1. Watch your field names – I noticed that when you generated reports Jasper Reports writes a pretty odd query especially with SQL server 2000 at the back end (yes I know, some people still use it, although this one WILL be upgraded to MYSQL):-

SELECT
     tblZones.”ZoneDescription” AS tblZones_ZoneDescription
FROM
     “dbo”.”tblZones” tblZones
ORDER BY
  tblZones.”ZoneDescription

Now this is fine – so then the fields in the report are mapped to tblZones_ZoneDescription intead of just leaving it as is – so if you then have a custom query for the report make sure that you are using the right field names or you could get that “blank page thing”

2. Main/Subforms or header/details (you know, Purchase Order Header and lines) – getting sub forms to work is hard graft! – I will post a solution when we do it – but until then it’s easier to have a SINGLE query with a join have the lines in the detail and group by the header id.

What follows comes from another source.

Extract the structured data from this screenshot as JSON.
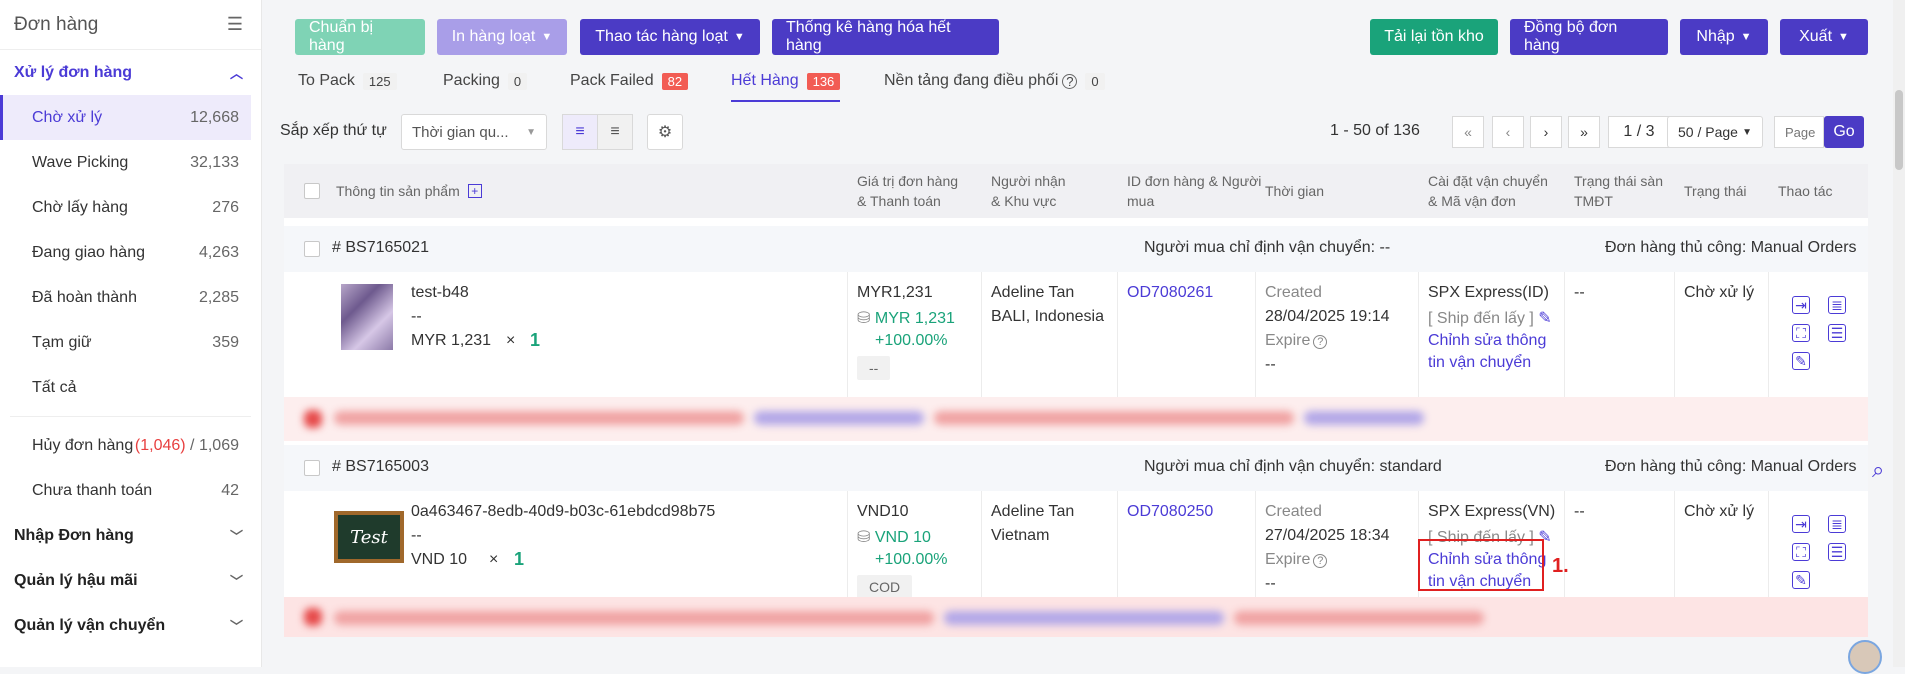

3. When it all goes wrong – sometimes I’ve had it refusing to run the jasper reports report I created earlier in good Blue Peter fashion. Normally a restart of NetBeans does fix this – but sometimes I’ve found a CHKDSK.

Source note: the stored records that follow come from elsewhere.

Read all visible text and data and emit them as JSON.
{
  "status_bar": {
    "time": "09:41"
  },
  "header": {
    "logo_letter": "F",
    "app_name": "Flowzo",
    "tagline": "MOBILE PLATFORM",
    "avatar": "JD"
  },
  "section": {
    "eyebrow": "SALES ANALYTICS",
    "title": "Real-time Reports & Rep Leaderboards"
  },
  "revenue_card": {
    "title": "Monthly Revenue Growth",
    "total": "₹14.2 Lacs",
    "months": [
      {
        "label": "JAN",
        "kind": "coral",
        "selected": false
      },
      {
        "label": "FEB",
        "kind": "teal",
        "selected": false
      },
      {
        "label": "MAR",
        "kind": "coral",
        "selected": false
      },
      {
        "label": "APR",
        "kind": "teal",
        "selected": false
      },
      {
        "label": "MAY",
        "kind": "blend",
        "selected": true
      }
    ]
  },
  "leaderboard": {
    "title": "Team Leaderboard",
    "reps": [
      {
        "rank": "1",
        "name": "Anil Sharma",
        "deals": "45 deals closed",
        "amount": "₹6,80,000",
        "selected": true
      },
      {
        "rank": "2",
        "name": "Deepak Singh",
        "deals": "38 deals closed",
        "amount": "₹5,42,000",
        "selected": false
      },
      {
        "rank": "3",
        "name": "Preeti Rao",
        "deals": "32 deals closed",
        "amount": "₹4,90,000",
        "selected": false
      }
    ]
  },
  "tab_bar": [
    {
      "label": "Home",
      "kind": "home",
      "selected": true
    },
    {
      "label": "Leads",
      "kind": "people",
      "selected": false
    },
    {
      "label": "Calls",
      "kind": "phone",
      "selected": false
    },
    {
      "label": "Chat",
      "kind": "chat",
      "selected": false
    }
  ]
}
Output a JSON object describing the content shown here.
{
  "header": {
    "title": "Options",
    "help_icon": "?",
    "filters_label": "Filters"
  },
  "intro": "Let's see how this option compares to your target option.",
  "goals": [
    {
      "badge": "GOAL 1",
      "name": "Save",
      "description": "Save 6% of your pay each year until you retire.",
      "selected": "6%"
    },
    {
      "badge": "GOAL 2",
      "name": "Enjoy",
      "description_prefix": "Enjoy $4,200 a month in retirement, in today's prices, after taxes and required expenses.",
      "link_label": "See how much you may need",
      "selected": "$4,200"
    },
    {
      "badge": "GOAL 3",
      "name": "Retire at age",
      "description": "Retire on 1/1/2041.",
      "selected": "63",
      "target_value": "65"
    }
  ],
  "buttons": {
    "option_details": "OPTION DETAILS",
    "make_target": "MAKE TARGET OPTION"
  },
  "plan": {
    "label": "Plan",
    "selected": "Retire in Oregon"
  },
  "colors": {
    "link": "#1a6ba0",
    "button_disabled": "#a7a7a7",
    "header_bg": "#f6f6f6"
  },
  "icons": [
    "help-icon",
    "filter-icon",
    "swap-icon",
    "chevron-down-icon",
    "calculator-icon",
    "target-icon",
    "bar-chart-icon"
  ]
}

4. BACK IT UP – EVERYONE who develops should use a repository system such as subversion or CVS it’s saved my life countless times.

Have fun!

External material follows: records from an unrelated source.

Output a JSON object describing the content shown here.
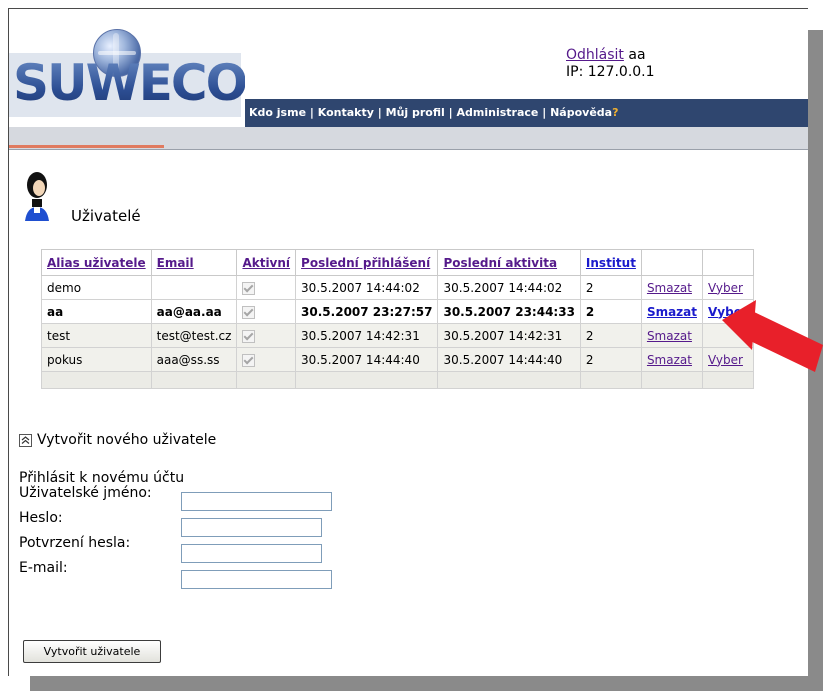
{
  "header": {
    "logo_text": "SUWECO",
    "logout_link": "Odhlásit",
    "username": "aa",
    "ip_label": "IP: 127.0.0.1"
  },
  "nav": {
    "items": [
      "Kdo jsme",
      "Kontakty",
      "Můj profil",
      "Administrace",
      "Nápověda"
    ],
    "separator": "|",
    "help_suffix": "?"
  },
  "page": {
    "title": "Uživatelé"
  },
  "table": {
    "headers": [
      "Alias uživatele",
      "Email",
      "Aktivní",
      "Poslední přihlášení",
      "Poslední aktivita",
      "Institut",
      "",
      ""
    ],
    "rows": [
      {
        "alias": "demo",
        "email": "",
        "active": true,
        "last_login": "30.5.2007 14:44:02",
        "last_activity": "30.5.2007 14:44:02",
        "institut": "2",
        "delete": "Smazat",
        "select": "Vyber"
      },
      {
        "alias": "aa",
        "email": "aa@aa.aa",
        "active": true,
        "last_login": "30.5.2007 23:27:57",
        "last_activity": "30.5.2007 23:44:33",
        "institut": "2",
        "delete": "Smazat",
        "select": "Vyber"
      },
      {
        "alias": "test",
        "email": "test@test.cz",
        "active": true,
        "last_login": "30.5.2007 14:42:31",
        "last_activity": "30.5.2007 14:42:31",
        "institut": "2",
        "delete": "Smazat",
        "select": ""
      },
      {
        "alias": "pokus",
        "email": "aaa@ss.ss",
        "active": true,
        "last_login": "30.5.2007 14:44:40",
        "last_activity": "30.5.2007 14:44:40",
        "institut": "2",
        "delete": "Smazat",
        "select": "Vyber"
      }
    ]
  },
  "create": {
    "toggle_label": "Vytvořit nového uživatele",
    "form_heading": "Přihlásit k novému účtu",
    "username_label": "Uživatelské jméno:",
    "password_label": "Heslo:",
    "password_confirm_label": "Potvrzení hesla:",
    "email_label": "E-mail:",
    "username_value": "",
    "password_value": "",
    "password_confirm_value": "",
    "email_value": "",
    "submit_label": "Vytvořit uživatele"
  },
  "colors": {
    "navbar": "#2f466f",
    "accent_arrow": "#e8202a",
    "logo": "#24437e"
  }
}
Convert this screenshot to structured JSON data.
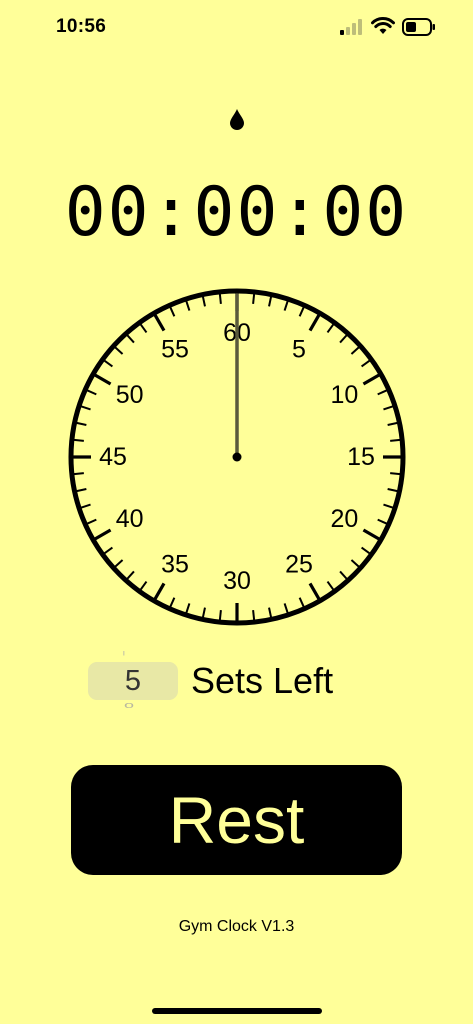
{
  "status_bar": {
    "time": "10:56"
  },
  "timer": {
    "elapsed": "00:00:00"
  },
  "dial": {
    "labels": [
      "60",
      "5",
      "10",
      "15",
      "20",
      "25",
      "30",
      "35",
      "40",
      "45",
      "50",
      "55"
    ],
    "hand_seconds": 0,
    "colors": {
      "face": "#ffff99",
      "ink": "#000000",
      "hand": "#5a5a3c"
    }
  },
  "sets": {
    "value": "5",
    "label": "Sets Left"
  },
  "rest_button": {
    "label": "Rest"
  },
  "footer": {
    "version": "Gym Clock V1.3"
  },
  "theme": {
    "background": "#ffff99",
    "button_bg": "#000000",
    "button_text": "#ffff99",
    "picker_bg": "#e8e8a6"
  }
}
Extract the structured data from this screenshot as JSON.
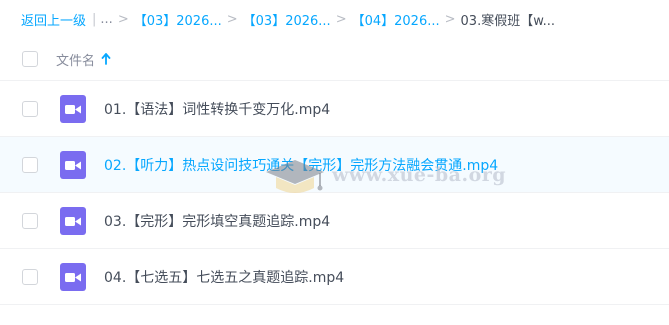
{
  "breadcrumb": {
    "back_label": "返回上一级",
    "ellipsis": "...",
    "items": [
      "【03】2026...",
      "【03】2026...",
      "【04】2026..."
    ],
    "current": "03.寒假班【w..."
  },
  "list_header": {
    "name_label": "文件名",
    "sort_icon": "arrow-up-icon"
  },
  "files": [
    {
      "name": "01.【语法】词性转换千变万化.mp4",
      "icon": "video-file-icon"
    },
    {
      "name": "02.【听力】热点设问技巧通关【完形】完形方法融会贯通.mp4",
      "icon": "video-file-icon"
    },
    {
      "name": "03.【完形】完形填空真题追踪.mp4",
      "icon": "video-file-icon"
    },
    {
      "name": "04.【七选五】七选五之真题追踪.mp4",
      "icon": "video-file-icon"
    }
  ],
  "watermark": {
    "text": "www.xue-ba.org"
  },
  "colors": {
    "accent": "#06a7ff",
    "video_icon": "#7a6cf0",
    "text": "#454d5a"
  }
}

Writing out from a Java Server Faces table to a CSV….

Imagine if you will that you have a Java Server Faces table and you want to write it out to a CSV file.

1. Put The following code in your application bean.

public String OutputFromTableToCSV(
String sFilename,
TableRowGroup tableRowGroup1,
CachedRowSetDataProvider tblzonesDataProvider) {
// Create an ooutput text file
FileOutputStream out; // declare a file output object
PrintStream p; // declare a print stream object

try {
out = new FileOutputStream(sFilename
+".txt");

p=new PrintStream(out);
} catch (Exception e) {
return "Error, could not write to "+sFilename+".txt";
}

String sFields = "";
String sColumnTitle = "";
String sThisFieldName="";
List theseColumns = tableRowGroup1.getChildren();
// Columns
for (int i = 0; i < tableRowGroup1.getColumnCount(); ++i) {
sColumnTitle = sColumnTitle.concat(sColumnTitle);
sColumnTitle = sColumnTitle.concat(",");

// Get the SQL mapped fields
TableColumn thisComponant = (TableColumn) theseColumns.get(i);
try {
sColumnTitle = sColumnTitle.concat(
thisComponant.getHeaderText());
} catch (Exception e) {
}
}
if (!sColumnTitle.equals("")) {
sColumnTitle=sColumnTitle.substring(1); // Chop off initial ,
}
// Write it out
p.println(sColumnTitle);

RowKey[] TheseRows = tblzonesDataProvider.getAllRows();
for (int rowCount = 0; rowCount < TheseRows.length; ++rowCount) {
// Now do the rows
tblzonesDataProvider.setCursorRow(TheseRows[rowCount]);
for (int i = 0; i < tableRowGroup1.getColumnCount(); ++i) {
sFields = sFields.concat(sFields);
sFields = sFields.concat(",");
// Get the SQL mapped fields
TableColumn thisColumn = (TableColumn) theseColumns.get(i);
UIComponent thisChild=(UIComponent) thisColumn.getChildren().get(0);
// ",[#{currentRow.value['ZoneDescription']}]"
try {
sThisFieldName = thisChild.getValueExpression("text").toString();
sThisFieldName = sThisFieldName.substring(
sThisFieldName.indexOf("['") + 2);
sThisFieldName = sThisFieldName.substring(0,
sThisFieldName.indexOf("']"));

} catch (Exception e) {
}

// Add the field to the string to write out

sFields = sFields.concat(
tblzonesDataProvider.getValue(sThisFieldName).toString()
);

}
if (!sFields.equals("")) {
sFields = sFields.substring(1); // Chop off initial ,
}
p.println(sFields);

sFields="";
} // Next Row
// At this point we have to csv strings
// sfields and column title

// Now we have a comma delimited string called sresult in theory

p.close();
return "OK";
}

2. On the form with the JSF page.
a. Add the binding attribute to the tableRowGroup (in the left hand bottom pane).

Create an “Export to CSV file” button and in the event when clicked add this code:-

thefilename – the filename you want to write to
tableRowGroup1 – The table row group from your JSF page table
yourdataprovider – The data provider that feeds the JSF table

getApplicationBean1().OutputFromTableToCSV("thefilename", tableRowGroup1, yourDataProvider);